Taoiseach Leo Varadkar has confirmed Ireland’s General Election will be held on Saturday 8 February.
The Fine Gael leader travelled to see the country’s president on Tuesday afternoon to ask for the formal dissolution of the Dail parliament.
Earlier, announcing the election outside Government Buildings in Dublin, Varadkar said it was the “right time” for Ireland to vote.
Outlining his rationale, he highlighted that the Brexit withdrawal deal had been agreed and powersharing was restored in the north of Ireland.
He said there was a need for a government to secure a fresh mandate to represent Irish interests in the next phase of Brexit negotiations, focusing on the future relationship between the EU and UK.
Varadkar said it had been a privilege to lead the country as Taoiseach.
“Thank you for that honour and for your trust in me,” he said.
“We have a deal on Brexit and in Northern Ireland.
“Our economy has never been stronger.
“There are more people at work than ever before, incomes are rising, poverty is falling and the public finances are back in order.
“As a nation, we have every reason to be hopeful about the future.
“We’ve modernised our society – marriage equality, women’s rights, real progress in education, welfare and childcare.
“But, it’s not enough. I know it’s not enough. People want their government to do much more. And I want us to do much more.”
Varadkar’s minority Fine Gael-led administration had been facing potential defeat in a vote of no confidence in health minister Simon Harris in the first week of next month.
That prospect will now be averted with the calling of the election.
Varadkar’s personal preference was for a poll in the early summer but changing arithmetic in the Dail meant he could no longer guarantee a majority on key votes.
The dissolution of the 32nd Dail will end the historic confidence and supply deal between the state’s two main parties, Fine Gael and Fianna Fail.
The landmark pact between two parties founded from opposing sides of Ireland’s Civil War of the 1920s was struck in the wake of the inconclusive 2016 general election.
The arrangement, along with the support of several independent TDs, had kept Varadkar’s administration in power ever since.
This will be Varadkar’s first election as Taoiseach having succeeded Enda Kenny as Fine Gael leader in 2017.
The election is widely predicted to hang on two major issues, health and housing, as the state continues to battle its worst ever housing crisis and hospital overcrowding reached record-breaking levels last year.
Fianna Fail leader Micheal Martin highlighted those issues as he responded to the setting of the election date.
“For us and the Irish people in particular this is a vital election in terms of their future because we are facing enormous challenges,” he said outside the parliament in Leinster House.
“Particularly in terms of housing – the inability of people to afford houses, housing prices and housing rents are simply far too high and there is a deep, deep crisis of homelessness right across every level of housing.
“In health, again, we have a very serious crisis in terms of emergency departments and in terms of people waiting far too long for operations and procedures and for out-patient departments.
“Things are simply not working in this country in so many areas.”
We need your help to keep speaking the truth

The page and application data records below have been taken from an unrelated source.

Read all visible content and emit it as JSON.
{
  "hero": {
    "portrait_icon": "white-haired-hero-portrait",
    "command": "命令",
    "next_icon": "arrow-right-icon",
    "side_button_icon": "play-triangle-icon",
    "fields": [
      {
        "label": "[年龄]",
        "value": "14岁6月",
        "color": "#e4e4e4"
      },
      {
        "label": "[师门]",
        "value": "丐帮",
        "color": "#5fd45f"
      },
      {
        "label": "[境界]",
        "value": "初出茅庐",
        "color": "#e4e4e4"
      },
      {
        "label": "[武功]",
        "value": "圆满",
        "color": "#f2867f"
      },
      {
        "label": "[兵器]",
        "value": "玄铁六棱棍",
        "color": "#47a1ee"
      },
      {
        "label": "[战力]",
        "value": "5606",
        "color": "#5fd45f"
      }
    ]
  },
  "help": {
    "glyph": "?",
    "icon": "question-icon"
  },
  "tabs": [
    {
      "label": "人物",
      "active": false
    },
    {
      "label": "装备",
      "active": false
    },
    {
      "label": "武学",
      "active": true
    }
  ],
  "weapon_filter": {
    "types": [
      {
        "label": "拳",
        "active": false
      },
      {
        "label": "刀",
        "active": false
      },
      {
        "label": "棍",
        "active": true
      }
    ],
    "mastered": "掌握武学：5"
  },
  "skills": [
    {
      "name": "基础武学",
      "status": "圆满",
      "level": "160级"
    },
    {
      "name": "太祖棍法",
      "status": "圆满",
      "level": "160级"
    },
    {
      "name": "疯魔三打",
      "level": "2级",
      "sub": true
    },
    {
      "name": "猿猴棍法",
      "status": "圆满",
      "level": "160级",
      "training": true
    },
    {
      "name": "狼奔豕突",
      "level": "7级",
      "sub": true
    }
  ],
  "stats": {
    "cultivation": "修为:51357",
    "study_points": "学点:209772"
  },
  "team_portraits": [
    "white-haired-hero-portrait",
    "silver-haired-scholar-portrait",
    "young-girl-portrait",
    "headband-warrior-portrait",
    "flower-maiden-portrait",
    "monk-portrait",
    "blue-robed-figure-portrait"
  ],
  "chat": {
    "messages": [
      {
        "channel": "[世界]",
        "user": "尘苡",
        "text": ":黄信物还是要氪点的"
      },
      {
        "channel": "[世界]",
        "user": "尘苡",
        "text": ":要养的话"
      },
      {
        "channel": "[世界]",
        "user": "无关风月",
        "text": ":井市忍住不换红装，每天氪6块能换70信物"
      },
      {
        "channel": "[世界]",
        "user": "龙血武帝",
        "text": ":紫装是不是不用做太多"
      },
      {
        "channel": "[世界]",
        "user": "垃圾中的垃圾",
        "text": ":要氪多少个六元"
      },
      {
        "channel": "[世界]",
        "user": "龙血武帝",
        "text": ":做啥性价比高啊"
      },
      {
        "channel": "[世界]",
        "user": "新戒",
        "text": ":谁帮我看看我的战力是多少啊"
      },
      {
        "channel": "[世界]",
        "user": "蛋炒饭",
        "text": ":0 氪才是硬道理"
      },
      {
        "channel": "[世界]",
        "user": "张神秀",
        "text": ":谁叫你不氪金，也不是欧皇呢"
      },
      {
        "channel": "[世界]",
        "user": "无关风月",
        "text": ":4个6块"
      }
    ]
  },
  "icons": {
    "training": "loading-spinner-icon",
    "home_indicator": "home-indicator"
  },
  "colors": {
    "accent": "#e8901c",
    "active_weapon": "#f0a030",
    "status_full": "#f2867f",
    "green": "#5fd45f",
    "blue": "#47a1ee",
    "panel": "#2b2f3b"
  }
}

Every story that you have come to us with; each injustice you have asked us to investigate; every campaign we have fought; each of your unheard voices we amplified; we do this for you. We are making a difference on your behalf.
Our fight is your fight. You’ve supported our collective struggle every time you gave us a like; and every time you shared our work across social media. Now we need you to support us with a monthly donation.
We have published nearly 2,000 articles and over 50 films in 2021. And we want to do this and more in 2022 but we don’t have enough money to go on at this pace. So, if you value our work and want us to continue then please join us and be part of The Canary family.
In return, you get:
* Advert free reading experience
* Quarterly group video call with the Editor-in-Chief
* Behind the scenes monthly e-newsletter
* 20% discount in our shop
Almost all of our spending goes to the people who make The Canary’s content. So your contribution directly supports our writers and enables us to continue to do what we do: speaking truth, powered by you. We have weathered many attempts to shut us down and silence our vital opposition to an increasingly fascist government and right-wing mainstream media.
With your help we can continue:
* Holding political and state power to account
* Advocating for the people the system marginalises
* Being a media outlet that upholds the highest standards
* Campaigning on the issues others won’t
* Putting your lives central to everything we do
We are a drop of truth in an ocean of deceit. But we can’t do this without your support. So please, can you help us continue the fight?